§ TASK INSTRUCTIONS
Each line of the records below that holds "orbit" should be returned.

§ INFORMATION SHOWN

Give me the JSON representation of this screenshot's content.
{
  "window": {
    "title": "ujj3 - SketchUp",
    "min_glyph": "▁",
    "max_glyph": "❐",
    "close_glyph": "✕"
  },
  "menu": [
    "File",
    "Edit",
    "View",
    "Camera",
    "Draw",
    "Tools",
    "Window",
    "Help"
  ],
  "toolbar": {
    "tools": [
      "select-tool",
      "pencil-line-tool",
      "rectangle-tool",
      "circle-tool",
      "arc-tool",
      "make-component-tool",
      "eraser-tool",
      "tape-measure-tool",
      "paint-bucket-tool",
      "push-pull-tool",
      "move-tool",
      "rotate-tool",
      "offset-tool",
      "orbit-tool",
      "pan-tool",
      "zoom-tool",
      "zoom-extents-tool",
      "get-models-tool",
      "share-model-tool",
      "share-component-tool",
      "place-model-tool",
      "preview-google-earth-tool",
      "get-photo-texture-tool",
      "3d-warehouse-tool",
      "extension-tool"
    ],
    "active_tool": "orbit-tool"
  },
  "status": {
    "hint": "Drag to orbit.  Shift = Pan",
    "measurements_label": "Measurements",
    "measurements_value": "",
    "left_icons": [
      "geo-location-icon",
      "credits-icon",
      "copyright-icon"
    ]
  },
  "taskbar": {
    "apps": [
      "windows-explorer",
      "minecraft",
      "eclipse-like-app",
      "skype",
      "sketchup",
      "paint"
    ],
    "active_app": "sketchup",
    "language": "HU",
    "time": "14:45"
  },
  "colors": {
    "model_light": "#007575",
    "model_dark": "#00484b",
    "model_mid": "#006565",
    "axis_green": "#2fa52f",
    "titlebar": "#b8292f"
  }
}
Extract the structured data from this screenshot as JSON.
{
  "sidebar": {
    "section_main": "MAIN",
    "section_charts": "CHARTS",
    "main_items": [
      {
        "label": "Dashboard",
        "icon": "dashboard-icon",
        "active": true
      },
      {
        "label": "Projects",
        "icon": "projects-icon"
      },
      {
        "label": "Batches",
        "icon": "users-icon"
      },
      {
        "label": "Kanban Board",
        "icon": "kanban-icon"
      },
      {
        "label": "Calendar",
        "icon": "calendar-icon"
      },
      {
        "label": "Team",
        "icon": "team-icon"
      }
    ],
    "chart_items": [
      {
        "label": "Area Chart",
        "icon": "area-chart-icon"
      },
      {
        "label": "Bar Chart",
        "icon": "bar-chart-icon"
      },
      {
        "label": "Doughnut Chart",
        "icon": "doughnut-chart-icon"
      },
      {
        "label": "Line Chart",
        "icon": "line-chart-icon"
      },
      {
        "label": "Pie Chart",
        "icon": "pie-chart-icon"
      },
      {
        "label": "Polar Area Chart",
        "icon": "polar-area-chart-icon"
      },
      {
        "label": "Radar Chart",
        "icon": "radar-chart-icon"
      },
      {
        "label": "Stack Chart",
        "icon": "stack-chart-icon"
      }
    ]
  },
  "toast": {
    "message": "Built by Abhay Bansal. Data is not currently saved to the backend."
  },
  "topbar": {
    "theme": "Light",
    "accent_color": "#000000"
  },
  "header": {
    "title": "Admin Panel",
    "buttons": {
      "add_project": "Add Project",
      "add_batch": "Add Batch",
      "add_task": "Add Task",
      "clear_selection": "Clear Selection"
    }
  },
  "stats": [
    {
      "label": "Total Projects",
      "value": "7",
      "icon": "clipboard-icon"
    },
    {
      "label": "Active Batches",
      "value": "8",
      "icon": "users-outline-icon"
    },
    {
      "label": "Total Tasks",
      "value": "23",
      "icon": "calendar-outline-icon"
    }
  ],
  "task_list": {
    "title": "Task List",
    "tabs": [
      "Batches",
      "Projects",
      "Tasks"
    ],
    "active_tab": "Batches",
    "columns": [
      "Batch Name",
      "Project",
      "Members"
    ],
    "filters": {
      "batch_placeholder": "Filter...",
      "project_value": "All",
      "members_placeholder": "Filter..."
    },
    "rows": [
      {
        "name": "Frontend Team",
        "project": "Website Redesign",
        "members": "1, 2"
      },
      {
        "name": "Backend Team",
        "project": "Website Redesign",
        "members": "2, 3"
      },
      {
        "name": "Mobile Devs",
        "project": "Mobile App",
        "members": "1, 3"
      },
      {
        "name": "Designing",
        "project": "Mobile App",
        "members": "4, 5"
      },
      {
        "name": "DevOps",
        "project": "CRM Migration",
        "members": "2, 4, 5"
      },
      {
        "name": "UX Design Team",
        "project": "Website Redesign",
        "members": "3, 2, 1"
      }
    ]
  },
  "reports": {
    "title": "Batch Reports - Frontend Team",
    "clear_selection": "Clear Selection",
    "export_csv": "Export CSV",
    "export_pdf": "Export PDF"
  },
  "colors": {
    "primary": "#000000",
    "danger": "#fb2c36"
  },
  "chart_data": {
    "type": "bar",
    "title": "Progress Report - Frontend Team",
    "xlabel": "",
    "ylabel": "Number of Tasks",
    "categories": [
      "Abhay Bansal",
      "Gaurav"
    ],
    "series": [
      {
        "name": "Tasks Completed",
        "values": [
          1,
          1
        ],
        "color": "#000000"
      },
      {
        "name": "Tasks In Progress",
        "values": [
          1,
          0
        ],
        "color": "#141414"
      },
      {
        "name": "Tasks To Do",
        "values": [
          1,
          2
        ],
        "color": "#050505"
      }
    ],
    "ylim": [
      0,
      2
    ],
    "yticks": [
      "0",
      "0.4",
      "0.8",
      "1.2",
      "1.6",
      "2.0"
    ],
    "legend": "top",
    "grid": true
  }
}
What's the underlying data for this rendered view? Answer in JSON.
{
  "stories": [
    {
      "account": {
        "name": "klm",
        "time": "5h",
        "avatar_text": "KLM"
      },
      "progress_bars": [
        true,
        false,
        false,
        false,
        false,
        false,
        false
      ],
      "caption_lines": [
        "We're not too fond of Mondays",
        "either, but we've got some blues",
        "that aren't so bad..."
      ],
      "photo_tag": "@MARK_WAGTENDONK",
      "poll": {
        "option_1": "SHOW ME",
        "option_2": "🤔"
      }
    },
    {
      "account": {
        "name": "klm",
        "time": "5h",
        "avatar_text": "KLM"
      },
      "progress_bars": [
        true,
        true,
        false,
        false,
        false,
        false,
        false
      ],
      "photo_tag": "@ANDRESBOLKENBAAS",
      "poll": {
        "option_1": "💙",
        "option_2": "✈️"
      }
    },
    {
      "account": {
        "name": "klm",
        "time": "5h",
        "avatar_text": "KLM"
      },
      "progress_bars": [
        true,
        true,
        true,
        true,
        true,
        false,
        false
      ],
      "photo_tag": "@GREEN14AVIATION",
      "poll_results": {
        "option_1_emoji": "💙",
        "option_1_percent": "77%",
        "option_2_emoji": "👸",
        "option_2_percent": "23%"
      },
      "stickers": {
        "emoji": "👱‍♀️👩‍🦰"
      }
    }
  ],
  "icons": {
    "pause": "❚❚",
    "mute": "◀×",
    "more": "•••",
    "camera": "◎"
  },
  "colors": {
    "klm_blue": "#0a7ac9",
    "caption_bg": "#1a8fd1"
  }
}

§ REPLY
      "orbit-tool",
    "active_tool": "orbit-tool"
    "hint": "Drag to orbit.  Shift = Pan",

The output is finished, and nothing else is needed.